**What is being asked:**
From the entries below, pull out each line where "bloquer" appears.

(Element data from apps and pages)

────

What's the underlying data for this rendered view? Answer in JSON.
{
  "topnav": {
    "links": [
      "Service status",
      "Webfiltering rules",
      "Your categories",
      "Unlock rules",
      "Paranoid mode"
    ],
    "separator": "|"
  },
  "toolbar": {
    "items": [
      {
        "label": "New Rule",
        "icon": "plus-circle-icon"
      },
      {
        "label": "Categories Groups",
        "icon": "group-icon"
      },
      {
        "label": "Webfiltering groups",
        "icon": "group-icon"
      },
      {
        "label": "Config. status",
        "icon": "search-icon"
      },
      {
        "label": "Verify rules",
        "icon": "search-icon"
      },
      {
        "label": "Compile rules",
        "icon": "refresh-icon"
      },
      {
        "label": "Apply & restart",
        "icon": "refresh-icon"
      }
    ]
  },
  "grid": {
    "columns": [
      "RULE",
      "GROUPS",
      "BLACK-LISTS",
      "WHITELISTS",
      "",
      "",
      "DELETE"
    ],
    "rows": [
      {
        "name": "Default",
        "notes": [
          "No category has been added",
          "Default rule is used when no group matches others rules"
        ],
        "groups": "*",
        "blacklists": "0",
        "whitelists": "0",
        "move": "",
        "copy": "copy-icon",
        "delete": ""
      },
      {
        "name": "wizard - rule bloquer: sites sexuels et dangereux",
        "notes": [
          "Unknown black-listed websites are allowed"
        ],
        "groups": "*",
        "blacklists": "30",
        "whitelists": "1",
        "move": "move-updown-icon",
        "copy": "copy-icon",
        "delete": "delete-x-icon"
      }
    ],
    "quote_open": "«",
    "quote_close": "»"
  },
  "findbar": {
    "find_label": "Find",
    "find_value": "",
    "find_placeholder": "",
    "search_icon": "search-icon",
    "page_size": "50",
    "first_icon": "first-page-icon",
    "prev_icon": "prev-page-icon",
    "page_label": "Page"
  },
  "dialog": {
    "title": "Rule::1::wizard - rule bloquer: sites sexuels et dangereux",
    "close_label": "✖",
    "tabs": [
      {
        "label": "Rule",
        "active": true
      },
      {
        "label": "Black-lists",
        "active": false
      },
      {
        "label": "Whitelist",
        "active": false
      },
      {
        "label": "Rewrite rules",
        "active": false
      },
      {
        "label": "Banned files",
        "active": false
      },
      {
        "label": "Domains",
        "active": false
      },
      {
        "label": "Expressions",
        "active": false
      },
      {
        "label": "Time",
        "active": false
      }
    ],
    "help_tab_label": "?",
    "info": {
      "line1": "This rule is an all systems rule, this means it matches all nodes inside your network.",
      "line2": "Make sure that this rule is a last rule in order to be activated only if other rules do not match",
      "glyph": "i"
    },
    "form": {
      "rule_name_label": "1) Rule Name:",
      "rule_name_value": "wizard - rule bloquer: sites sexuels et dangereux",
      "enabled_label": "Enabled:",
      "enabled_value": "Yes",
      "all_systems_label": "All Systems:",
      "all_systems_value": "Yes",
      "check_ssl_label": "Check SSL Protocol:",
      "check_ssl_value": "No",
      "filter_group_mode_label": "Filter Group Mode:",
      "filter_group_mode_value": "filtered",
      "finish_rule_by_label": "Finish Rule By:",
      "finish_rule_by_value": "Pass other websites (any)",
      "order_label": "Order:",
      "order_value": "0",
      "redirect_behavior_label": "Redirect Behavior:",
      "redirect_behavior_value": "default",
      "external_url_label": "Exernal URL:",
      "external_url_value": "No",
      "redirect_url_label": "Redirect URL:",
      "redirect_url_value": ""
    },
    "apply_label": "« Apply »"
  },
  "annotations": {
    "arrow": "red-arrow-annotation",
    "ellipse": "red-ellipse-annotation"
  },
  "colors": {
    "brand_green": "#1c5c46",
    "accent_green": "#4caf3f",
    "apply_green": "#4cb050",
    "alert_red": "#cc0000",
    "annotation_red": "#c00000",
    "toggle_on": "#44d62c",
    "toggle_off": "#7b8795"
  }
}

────

**Task answer:**
        "name": "wizard - rule bloquer: sites sexuels et dangereux",
    "title": "Rule::1::wizard - rule bloquer: sites sexuels et dangereux",
      "rule_name_value": "wizard - rule bloquer: sites sexuels et dangereux",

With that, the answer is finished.